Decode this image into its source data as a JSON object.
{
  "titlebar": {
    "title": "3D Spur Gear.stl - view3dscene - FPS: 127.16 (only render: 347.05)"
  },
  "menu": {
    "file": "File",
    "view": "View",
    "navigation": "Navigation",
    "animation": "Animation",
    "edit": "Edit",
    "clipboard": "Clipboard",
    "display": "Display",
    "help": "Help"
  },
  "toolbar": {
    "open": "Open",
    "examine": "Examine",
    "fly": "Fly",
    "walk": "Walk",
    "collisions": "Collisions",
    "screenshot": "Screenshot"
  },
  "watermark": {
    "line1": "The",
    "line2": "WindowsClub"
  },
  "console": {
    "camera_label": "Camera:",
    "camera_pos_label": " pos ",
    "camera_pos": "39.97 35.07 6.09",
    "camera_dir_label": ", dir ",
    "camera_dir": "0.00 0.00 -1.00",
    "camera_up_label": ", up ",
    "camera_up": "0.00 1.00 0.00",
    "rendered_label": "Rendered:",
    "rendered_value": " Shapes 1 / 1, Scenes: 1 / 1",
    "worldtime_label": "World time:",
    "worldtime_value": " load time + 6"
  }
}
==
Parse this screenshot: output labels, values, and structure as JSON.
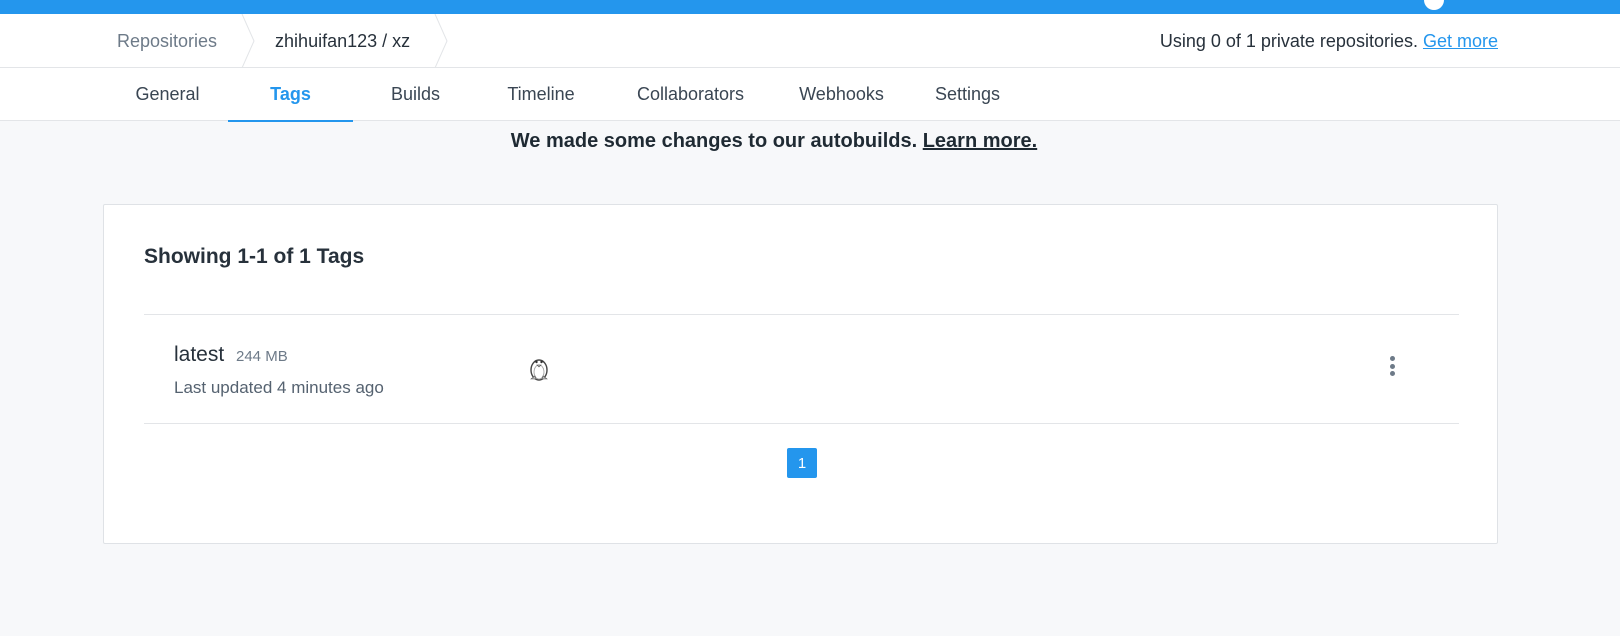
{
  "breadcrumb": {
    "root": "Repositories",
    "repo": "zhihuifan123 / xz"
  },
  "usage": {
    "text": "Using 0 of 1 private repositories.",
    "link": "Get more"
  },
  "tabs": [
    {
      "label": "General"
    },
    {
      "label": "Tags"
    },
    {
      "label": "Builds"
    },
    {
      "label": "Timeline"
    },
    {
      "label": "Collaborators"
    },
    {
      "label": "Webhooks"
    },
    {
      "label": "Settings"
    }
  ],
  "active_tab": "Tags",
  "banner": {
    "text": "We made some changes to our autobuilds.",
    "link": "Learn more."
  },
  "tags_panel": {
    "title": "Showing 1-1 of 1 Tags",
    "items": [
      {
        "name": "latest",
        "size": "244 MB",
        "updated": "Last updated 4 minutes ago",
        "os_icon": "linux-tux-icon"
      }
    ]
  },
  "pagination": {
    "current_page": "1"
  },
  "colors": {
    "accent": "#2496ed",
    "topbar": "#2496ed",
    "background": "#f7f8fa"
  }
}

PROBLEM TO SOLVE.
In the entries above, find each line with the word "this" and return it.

SOLUTION TO THE PROBLEM.
Decode this image into its source data as a JSON object.
Parse this screenshot: output labels, values, and structure as JSON.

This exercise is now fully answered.